Welcome to Greek Inscriptions Online (GIO), a website which publishes translations of Ancient Greek inscriptions into Modern Greek.

For a Modern Greek version of the GIO home page, click here.


Inscriptions on stone are the most important documentary source for the history of the Ancient Greek world. Dating from the 8th century BCE through to the end of antiquity, Greek epigraphic texts are available to scholars in Ancient Greek in Inscriptiones Graecae (IG) I (up to 403/2 BCE) and II (after 403/2 BCE), updated annually by the Supplementum Epigraphicum Graecum (SEG) (access by subscription), and in the Packard Humanities Institute (PHI). However, hardly any of the inscriptions are available in Modern Greek translation, whether in print or online.

Contents and Use

The epigraphic material of GIO covers a chronological span from the Archaic Period to the Late Roman Times and comprises inscriptions of the whole Ancient Greek World organized by both geographical area and chronology, following the method of the corpus of the Inscriptiones Graecae.

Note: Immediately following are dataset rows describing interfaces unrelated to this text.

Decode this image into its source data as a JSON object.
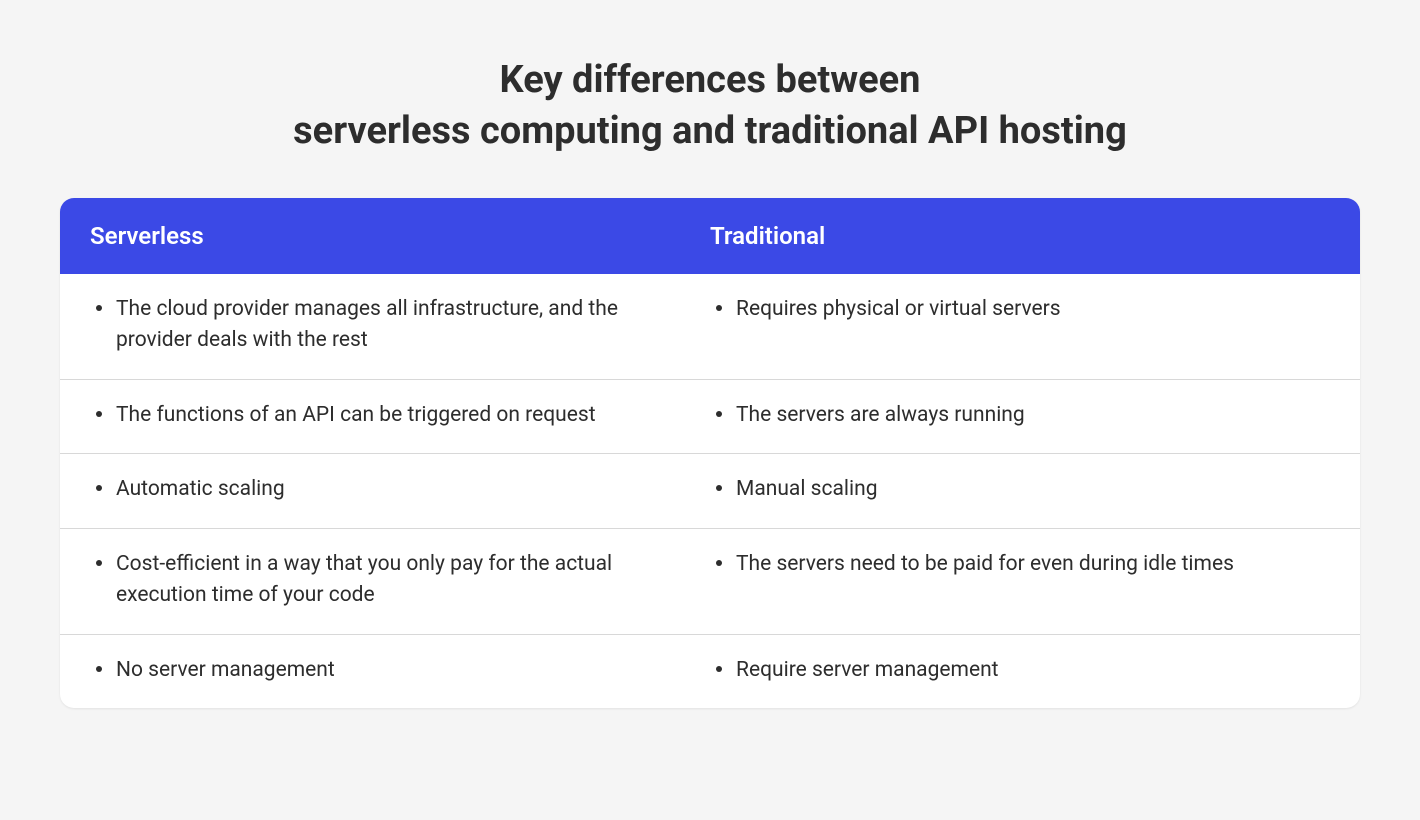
{
  "title_line1": "Key differences between",
  "title_line2": "serverless computing and traditional API hosting",
  "table": {
    "headers": {
      "left": "Serverless",
      "right": "Traditional"
    },
    "rows": [
      {
        "left": "The cloud provider manages all infrastructure, and the provider deals with the rest",
        "right": "Requires physical or virtual servers"
      },
      {
        "left": "The functions of an API can be triggered on request",
        "right": "The servers are always running"
      },
      {
        "left": "Automatic scaling",
        "right": "Manual scaling"
      },
      {
        "left": "Cost-efficient in a way that you only pay for the actual execution time of your code",
        "right": "The servers need to be paid for even during idle times"
      },
      {
        "left": "No server management",
        "right": "Require server management"
      }
    ]
  }
}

GIO translations include, as a minimum, an indication of the text translated, the name of the translator and key references and metadata. Further information about the inscriptions, including historical notes, is also be added.

There is a number of routes to finding a translation. A source reference to one of the standard publications, such as IG, will get you directly to the translation. Browsing through a fuller selection of source references is also available, as well as browsing translations by present location of the inscription, by publication date on GIO, by monument type and inscription type and by date.

Translations are based on the most recent, authoritative original Greek text, the reference to which is given above the translation. Other key textual sources and collections commonly used as references are also listed.

IG references are listed first, in chronological order, then SEG references (which are normally used in preference to references to individual books or articles), then other references in chronological order and, in some cases, key historical bibliography is given.

The translations are arranged so that, as far as possible, clauses are allocated the same line numbers as their equivalents in the original Greek text.